About this task: Only lines holding the word "source" are wanted. Copy them from the listing below.
==== Dataset records ====
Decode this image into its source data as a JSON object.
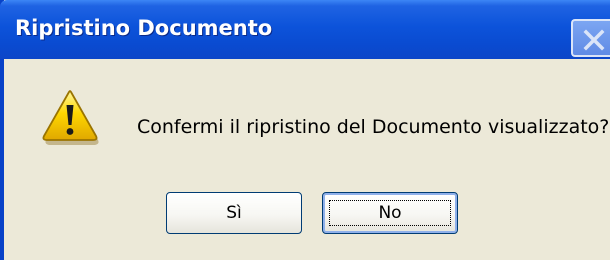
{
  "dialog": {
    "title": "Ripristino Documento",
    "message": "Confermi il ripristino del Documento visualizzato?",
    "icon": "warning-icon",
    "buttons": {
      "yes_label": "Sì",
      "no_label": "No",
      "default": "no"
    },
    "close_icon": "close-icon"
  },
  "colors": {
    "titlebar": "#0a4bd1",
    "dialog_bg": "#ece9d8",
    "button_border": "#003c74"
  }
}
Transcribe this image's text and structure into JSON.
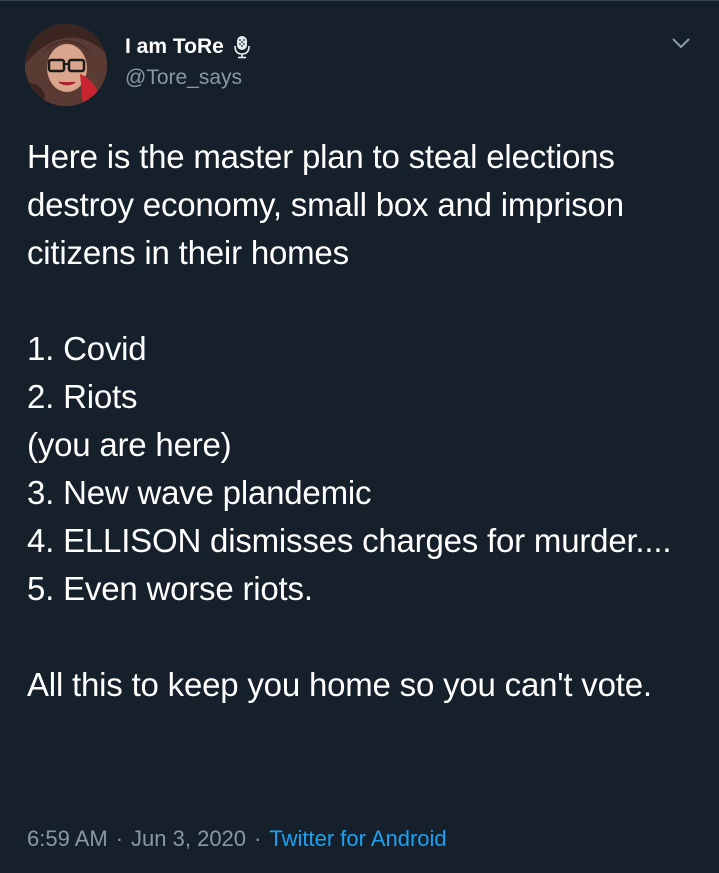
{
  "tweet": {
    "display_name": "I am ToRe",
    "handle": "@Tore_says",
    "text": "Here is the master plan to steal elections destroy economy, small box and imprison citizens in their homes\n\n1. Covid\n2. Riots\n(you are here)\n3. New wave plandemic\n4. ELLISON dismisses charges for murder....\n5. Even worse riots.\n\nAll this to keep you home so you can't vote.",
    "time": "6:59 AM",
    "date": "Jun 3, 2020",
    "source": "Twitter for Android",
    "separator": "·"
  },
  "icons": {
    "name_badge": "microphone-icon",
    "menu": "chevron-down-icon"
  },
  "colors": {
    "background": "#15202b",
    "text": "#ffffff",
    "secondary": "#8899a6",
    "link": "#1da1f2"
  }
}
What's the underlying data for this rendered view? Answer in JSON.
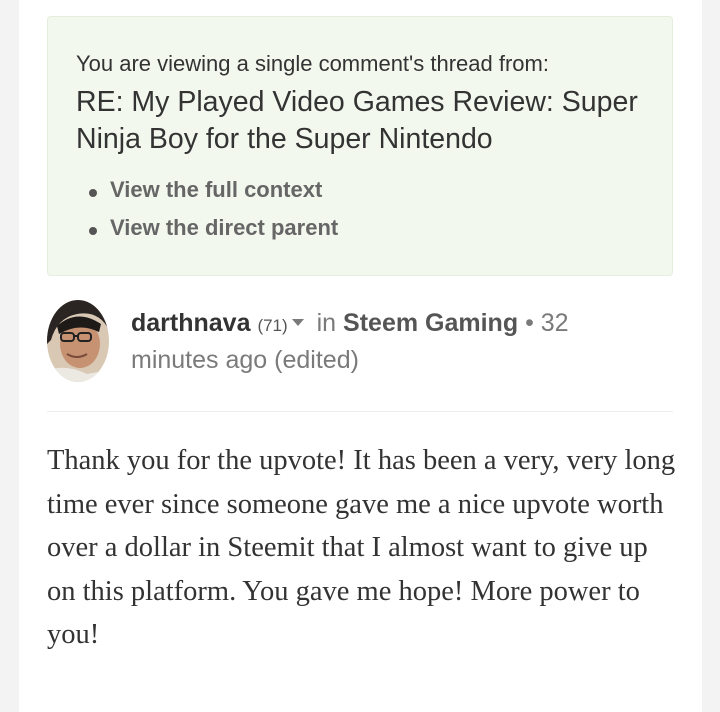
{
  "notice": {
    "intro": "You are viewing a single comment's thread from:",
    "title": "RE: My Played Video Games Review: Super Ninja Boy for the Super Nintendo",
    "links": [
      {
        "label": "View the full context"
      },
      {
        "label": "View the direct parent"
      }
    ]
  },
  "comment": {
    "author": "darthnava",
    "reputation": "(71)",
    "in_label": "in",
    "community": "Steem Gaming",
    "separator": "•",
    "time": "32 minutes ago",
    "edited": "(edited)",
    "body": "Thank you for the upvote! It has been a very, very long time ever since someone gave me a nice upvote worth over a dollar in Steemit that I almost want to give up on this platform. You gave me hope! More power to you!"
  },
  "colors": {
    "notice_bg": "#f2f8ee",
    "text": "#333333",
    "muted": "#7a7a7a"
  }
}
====
Written response:
Decode this image into its source data as a JSON object.
    "source": "Twitter for Android",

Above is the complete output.